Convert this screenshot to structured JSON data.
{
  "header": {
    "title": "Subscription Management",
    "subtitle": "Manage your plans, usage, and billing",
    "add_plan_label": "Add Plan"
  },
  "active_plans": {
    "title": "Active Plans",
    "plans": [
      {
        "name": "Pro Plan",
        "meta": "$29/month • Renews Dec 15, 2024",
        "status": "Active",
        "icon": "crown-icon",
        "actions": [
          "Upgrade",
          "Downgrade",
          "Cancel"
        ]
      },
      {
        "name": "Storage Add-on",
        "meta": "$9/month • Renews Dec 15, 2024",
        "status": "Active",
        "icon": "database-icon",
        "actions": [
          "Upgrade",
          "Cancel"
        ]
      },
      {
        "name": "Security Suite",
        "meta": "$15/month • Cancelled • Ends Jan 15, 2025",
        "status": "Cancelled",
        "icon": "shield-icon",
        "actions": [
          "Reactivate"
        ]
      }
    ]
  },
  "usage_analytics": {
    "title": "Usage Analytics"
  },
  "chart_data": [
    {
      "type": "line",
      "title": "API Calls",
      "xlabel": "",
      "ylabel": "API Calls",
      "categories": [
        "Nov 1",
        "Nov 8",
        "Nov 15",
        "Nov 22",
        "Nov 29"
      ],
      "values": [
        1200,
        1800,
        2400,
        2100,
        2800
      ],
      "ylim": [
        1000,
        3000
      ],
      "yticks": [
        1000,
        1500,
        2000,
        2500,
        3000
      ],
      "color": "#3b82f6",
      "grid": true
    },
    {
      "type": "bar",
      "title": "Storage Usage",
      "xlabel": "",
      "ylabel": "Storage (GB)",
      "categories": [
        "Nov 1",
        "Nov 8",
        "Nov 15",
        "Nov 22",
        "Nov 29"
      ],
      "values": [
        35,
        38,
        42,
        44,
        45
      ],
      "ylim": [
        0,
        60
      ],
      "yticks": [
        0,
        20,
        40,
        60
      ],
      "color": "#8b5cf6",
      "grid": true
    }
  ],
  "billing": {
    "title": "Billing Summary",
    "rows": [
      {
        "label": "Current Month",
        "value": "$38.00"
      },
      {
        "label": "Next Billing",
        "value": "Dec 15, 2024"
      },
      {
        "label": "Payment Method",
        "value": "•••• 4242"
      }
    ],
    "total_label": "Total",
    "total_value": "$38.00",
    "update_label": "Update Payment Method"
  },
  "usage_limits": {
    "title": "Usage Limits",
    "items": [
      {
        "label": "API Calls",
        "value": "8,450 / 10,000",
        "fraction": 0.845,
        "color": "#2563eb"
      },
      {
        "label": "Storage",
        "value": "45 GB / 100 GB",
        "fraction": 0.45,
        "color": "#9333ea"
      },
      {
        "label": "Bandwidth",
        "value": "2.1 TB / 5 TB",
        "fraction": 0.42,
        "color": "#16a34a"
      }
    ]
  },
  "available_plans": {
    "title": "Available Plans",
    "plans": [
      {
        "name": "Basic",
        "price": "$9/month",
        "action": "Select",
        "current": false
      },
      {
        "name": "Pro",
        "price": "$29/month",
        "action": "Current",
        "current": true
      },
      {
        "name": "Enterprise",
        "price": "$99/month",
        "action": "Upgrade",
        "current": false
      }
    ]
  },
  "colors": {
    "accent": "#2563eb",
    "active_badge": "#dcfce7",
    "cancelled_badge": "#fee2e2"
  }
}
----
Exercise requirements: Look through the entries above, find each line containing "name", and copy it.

Task response:
        "name": "Pro Plan",
        "name": "Storage Add-on",
        "name": "Security Suite",
        "name": "Basic",
        "name": "Pro",
        "name": "Enterprise",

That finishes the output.